As one of the most essential pillars of cultural tenacity and creativity, contemporary Indigenous art in Canada has tremendous influence. Indigenous art is neither static nor fixed within the frames of folkloric representations. Drawing on diverse styles, mediums, and narratives, these works of art demonstrate a dynamic interplay between customary traditions and contemporary practices.
Join us as we explore the influence and contribution of contemporary indigenous art to Canada’s cultural story.
Historical Background of Indigenous Art in Canada
The rich history of Indigenous Art in Canada unveils the artistic abilities and cultural significance shown by people over centuries. Their exceptional level of craftsmanship and deep understanding of nature and spirituality are still an inspiration for many contemporary artists.
Traditional Indigenous Art Forms
Indigenous art in Canada significantly varies from region to region, given the country’s extensive geographical expanse and several Indigenous tribes.
For instance, the Haida, an indigenous people of British Columbia, were famous for their elaborate totem poles, which served as storytelling mediums. Inuit in the Arctic regions of Canada were renowned for their soapstone, bone, and ivory carvings, which depicted animals and hunting scenes inspired by their daily life and survival struggles.
Transition to Contemporary Indigenous Art
The late 20th and early 21st centuries saw an increase in contemporary indigenous art, blending traditional techniques with contemporary artistic styles. This change was also accompanied by a shift in the themes of the artwork, moving towards social, political, and environmental issues faced by the indigenous communities.
The 1950s marked a significant turn in this transition with the birth of the ‘Woodland School of Art’ in Northern Ontario, led by indigenous artists like Norval Morrisseau. Their paintings, mixed with traditional pictographic style and Western influences, were centered around spirituality, ancestral traditions, and contemporary indigenous identity.
Today, contemporary Indigenous art in Canada plays a critical role in expressing Indigenous thought, politics, identity, and the complexity of historical and contemporary experiences, influencing a vast audience at a global level.
Influence of Contemporary Indigenous Art in Canadian Society
Contemporary Indigenous art in Canada has a profound impact on Canadian society. The artists challenge stereotypes and representation, emphasize cultural diversity and expression, and contribute significantly to social and political activism. Let’s take a closer look at each of these influences.
Challenging Stereotypes and Representations
Contemporary Indigenous artists in Canada frequently use their art as a platform to challenge and debunk harmful stereotypes and misrepresentations. Through their art, these artists present authentic narratives that redefine Indigenous identity based on their own perspectives and experiences, dismantling misconceptions.
Promoting Cultural Diversity and Expression
Contemporary Indigenous art is crucial in promoting and maintaining cultural diversity in Canada. The diverse range of art – from visual arts to storytelling, dance, and music – not only reflects the richness of Indigenous culture but also enhances Canada’s overall cultural landscape.
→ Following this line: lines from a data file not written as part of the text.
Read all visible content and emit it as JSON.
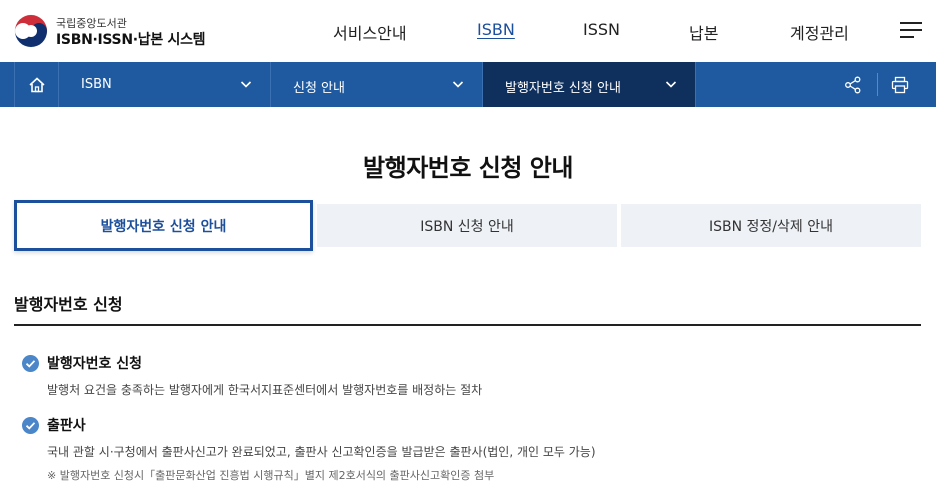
{
  "header": {
    "org_name": "국립중앙도서관",
    "system_name": "ISBN·ISSN·납본 시스템",
    "menu": [
      {
        "label": "서비스안내",
        "active": false
      },
      {
        "label": "ISBN",
        "active": true
      },
      {
        "label": "ISSN",
        "active": false
      },
      {
        "label": "납본",
        "active": false
      },
      {
        "label": "계정관리",
        "active": false
      }
    ],
    "hamburger_icon": "hamburger-menu-icon"
  },
  "navbar": {
    "home_icon": "home-icon",
    "segments": [
      {
        "label": "ISBN"
      },
      {
        "label": "신청 안내"
      },
      {
        "label": "발행자번호 신청 안내"
      }
    ],
    "share_icon": "share-icon",
    "print_icon": "print-icon"
  },
  "page": {
    "title": "발행자번호 신청 안내"
  },
  "tabs": [
    {
      "label": "발행자번호 신청 안내",
      "active": true
    },
    {
      "label": "ISBN 신청 안내",
      "active": false
    },
    {
      "label": "ISBN 정정/삭제 안내",
      "active": false
    }
  ],
  "section": {
    "title": "발행자번호 신청",
    "items": [
      {
        "heading": "발행자번호 신청",
        "description": "발행처 요건을 충족하는 발행자에게 한국서지표준센터에서 발행자번호를 배정하는 절차"
      },
      {
        "heading": "출판사",
        "description": "국내 관할 시·구청에서 출판사신고가 완료되었고, 출판사 신고확인증을 발급받은 출판사(법인, 개인 모두 가능)",
        "note": "※ 발행자번호 신청시「출판문화산업 진흥법 시행규칙」별지 제2호서식의 출판사신고확인증 첨부"
      }
    ]
  },
  "colors": {
    "navbar_bg": "#1f5aa0",
    "navbar_current_bg": "#0f2f5c",
    "accent": "#1c4f9c",
    "check": "#4a86c8",
    "tab_bg": "#eef1f6"
  }
}
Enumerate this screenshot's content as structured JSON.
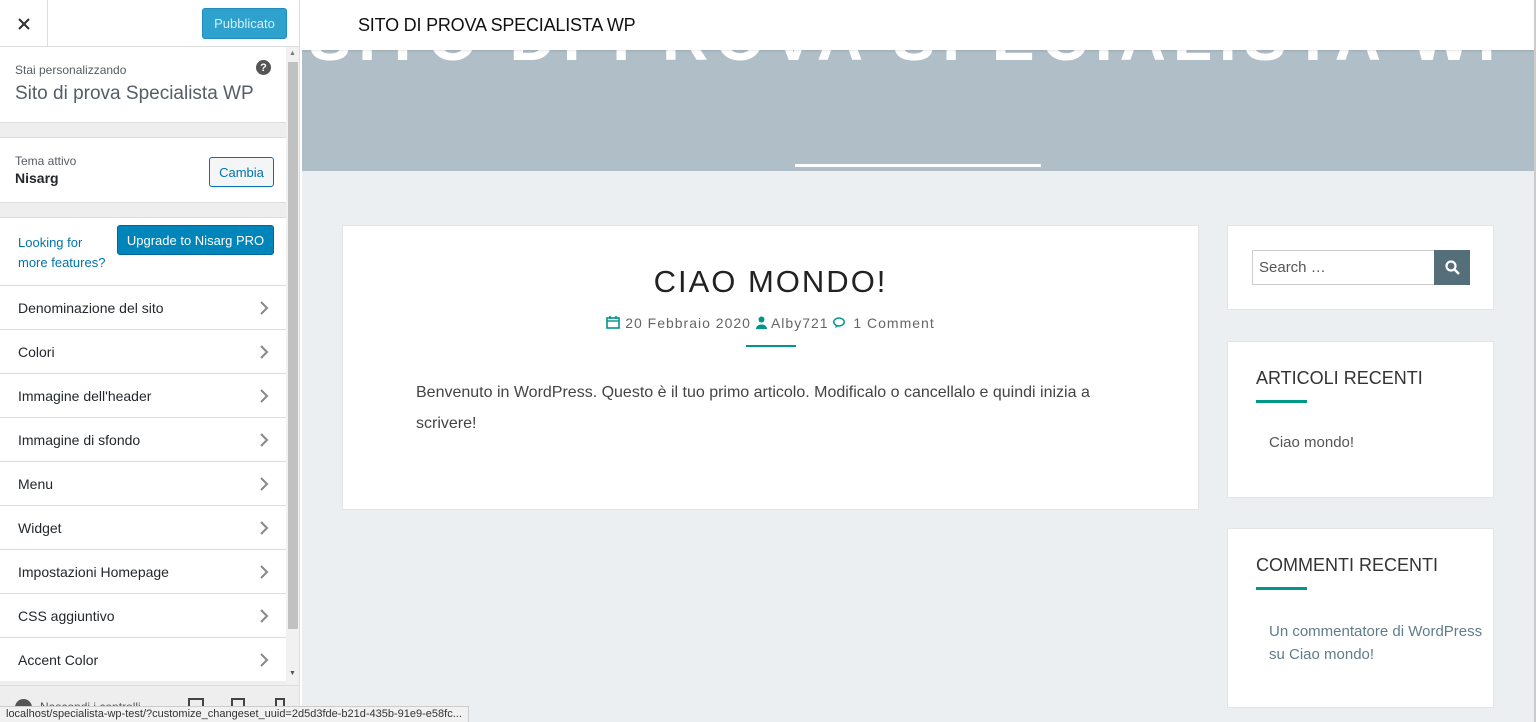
{
  "customizer": {
    "publish_label": "Pubblicato",
    "customizing_label": "Stai personalizzando",
    "site_name": "Sito di prova Specialista WP",
    "help_glyph": "?",
    "active_theme_label": "Tema attivo",
    "theme_name": "Nisarg",
    "change_label": "Cambia",
    "promo_text": "Looking for more features?",
    "upgrade_label": "Upgrade to Nisarg PRO",
    "panels": [
      {
        "label": "Denominazione del sito"
      },
      {
        "label": "Colori"
      },
      {
        "label": "Immagine dell'header"
      },
      {
        "label": "Immagine di sfondo"
      },
      {
        "label": "Menu"
      },
      {
        "label": "Widget"
      },
      {
        "label": "Impostazioni Homepage"
      },
      {
        "label": "CSS aggiuntivo"
      },
      {
        "label": "Accent Color"
      }
    ],
    "footer_text": "Nascondi i controlli"
  },
  "preview": {
    "brand": "SITO DI PROVA SPECIALISTA WP",
    "hero_title": "SITO DI PROVA SPECIALISTA WP",
    "post": {
      "title": "CIAO MONDO!",
      "date": "20 Febbraio 2020",
      "author": "Alby721",
      "comments": "1 Comment",
      "body": "Benvenuto in WordPress. Questo è il tuo primo articolo. Modificalo o cancellalo e quindi inizia a scrivere!"
    },
    "search_placeholder": "Search …",
    "recent_posts_title": "ARTICOLI RECENTI",
    "recent_post_link": "Ciao mondo!",
    "recent_comments_title": "COMMENTI RECENTI",
    "recent_comment": "Un commentatore di WordPress su Ciao mondo!"
  },
  "status_url": "localhost/specialista-wp-test/?customize_changeset_uuid=2d5d3fde-b21d-435b-91e9-e58fc...",
  "colors": {
    "accent": "#009688",
    "hero_bg": "#afbec7",
    "wp_blue": "#0073aa"
  }
}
Role in Social and Political Activism
Contemporary Indigenous art often carries a strong social and political message. Artists utilize their art to raise awareness and provoke dialogues on critical issues affecting Indigenous communities, including land rights, environmental justice, and the ongoing effects of residential schools. In doing so, art becomes a platform for advocacy and activism to establish social justice and equality.
The impact of contemporary Indigenous art in Canada is vast and multifaceted. It is much more than a retelling of history through art; it’s a potent tool for championing Indigenous rights, provoking critical thought, encouraging empathy, and paving the way for a future that acknowledges, appreciates, and respects Canada’s Indigenous peoples.